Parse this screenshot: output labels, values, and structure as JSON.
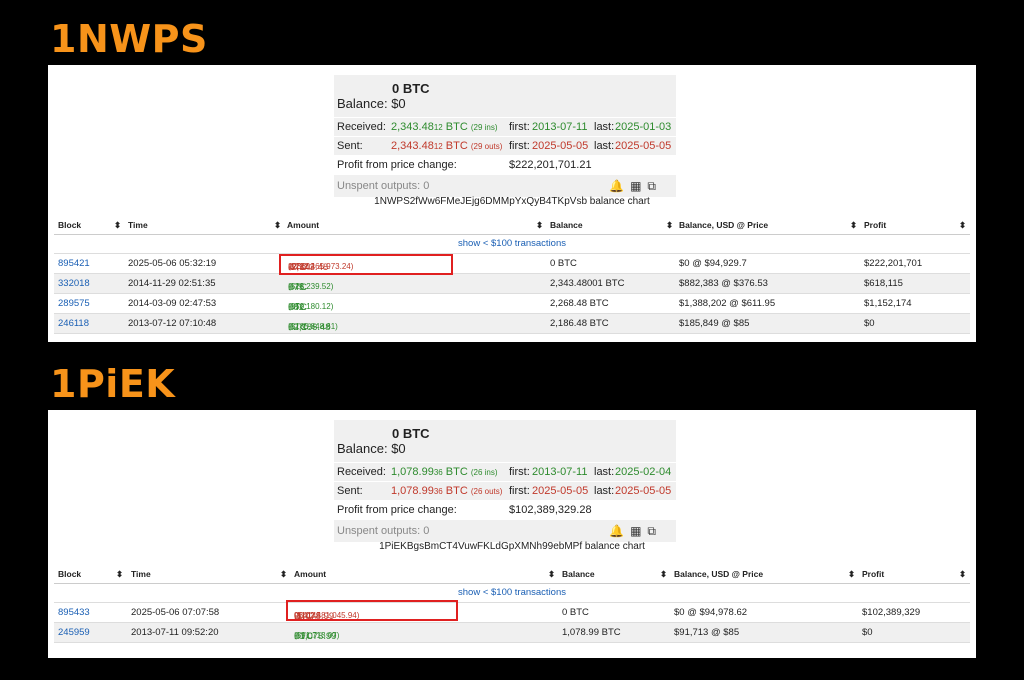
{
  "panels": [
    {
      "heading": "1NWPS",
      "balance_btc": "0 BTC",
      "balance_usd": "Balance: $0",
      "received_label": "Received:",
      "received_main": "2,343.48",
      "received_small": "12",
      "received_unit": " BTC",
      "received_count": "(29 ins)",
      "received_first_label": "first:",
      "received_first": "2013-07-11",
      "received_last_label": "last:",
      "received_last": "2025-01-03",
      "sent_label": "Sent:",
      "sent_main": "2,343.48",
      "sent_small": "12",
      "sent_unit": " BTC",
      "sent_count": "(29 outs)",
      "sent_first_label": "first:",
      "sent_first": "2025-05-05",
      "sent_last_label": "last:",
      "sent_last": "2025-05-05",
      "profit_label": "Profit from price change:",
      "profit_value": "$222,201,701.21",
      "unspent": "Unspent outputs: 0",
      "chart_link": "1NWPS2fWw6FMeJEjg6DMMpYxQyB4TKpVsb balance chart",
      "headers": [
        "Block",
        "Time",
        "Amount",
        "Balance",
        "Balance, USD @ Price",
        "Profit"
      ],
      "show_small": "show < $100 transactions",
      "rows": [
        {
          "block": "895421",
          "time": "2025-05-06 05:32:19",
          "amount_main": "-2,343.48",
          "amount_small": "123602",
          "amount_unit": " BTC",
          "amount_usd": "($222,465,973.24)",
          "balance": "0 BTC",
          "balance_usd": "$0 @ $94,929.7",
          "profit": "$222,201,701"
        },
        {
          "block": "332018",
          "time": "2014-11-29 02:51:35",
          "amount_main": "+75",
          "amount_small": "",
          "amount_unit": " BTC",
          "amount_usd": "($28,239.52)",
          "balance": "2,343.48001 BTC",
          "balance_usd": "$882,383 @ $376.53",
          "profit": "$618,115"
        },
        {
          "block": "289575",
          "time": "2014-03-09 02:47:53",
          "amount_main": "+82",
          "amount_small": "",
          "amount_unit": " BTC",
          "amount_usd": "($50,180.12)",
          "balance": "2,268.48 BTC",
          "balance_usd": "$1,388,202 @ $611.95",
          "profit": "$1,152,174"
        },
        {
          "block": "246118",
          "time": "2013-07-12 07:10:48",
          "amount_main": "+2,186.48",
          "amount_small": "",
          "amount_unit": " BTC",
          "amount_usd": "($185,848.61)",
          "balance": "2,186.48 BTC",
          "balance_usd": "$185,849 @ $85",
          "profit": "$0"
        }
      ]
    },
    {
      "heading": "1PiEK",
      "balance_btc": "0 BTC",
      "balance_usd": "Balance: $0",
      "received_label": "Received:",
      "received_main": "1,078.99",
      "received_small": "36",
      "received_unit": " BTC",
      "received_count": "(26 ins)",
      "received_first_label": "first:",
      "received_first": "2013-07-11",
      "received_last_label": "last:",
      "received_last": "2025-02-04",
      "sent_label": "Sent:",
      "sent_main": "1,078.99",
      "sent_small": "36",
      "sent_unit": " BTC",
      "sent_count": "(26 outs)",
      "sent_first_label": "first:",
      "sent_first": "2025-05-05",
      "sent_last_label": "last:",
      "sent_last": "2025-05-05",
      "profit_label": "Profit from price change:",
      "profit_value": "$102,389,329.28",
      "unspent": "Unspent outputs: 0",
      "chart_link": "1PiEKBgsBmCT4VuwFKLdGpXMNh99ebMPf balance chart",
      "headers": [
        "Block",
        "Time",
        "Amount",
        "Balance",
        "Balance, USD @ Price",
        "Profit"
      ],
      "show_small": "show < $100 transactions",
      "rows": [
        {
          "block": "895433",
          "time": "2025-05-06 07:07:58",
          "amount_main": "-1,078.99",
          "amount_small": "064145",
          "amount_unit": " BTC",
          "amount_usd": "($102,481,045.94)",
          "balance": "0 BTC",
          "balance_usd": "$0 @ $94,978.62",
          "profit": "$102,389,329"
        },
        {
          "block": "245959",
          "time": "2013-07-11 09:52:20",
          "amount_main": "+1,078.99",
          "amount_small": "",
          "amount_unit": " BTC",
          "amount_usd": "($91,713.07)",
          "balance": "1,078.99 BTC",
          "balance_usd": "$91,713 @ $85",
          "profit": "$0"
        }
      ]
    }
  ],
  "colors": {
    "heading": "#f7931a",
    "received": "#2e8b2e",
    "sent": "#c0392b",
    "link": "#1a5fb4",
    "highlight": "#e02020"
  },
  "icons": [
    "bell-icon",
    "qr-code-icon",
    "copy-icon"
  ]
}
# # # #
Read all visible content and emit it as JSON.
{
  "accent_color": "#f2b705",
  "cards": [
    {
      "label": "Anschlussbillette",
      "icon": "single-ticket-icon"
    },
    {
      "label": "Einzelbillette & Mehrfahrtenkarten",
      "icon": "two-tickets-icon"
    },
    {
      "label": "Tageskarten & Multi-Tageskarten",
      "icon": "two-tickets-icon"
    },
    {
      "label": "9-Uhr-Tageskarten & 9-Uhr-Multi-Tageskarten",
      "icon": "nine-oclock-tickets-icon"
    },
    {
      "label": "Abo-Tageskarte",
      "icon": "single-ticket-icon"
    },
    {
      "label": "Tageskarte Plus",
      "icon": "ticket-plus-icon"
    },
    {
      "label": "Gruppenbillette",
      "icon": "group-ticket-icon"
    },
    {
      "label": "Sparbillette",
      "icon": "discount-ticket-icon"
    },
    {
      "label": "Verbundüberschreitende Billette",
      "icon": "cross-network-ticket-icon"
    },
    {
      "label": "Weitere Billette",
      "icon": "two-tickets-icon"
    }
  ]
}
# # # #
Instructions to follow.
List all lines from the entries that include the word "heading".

Your response.
      "heading": "1NWPS",
      "heading": "1PiEK",
    "heading": "#f7931a",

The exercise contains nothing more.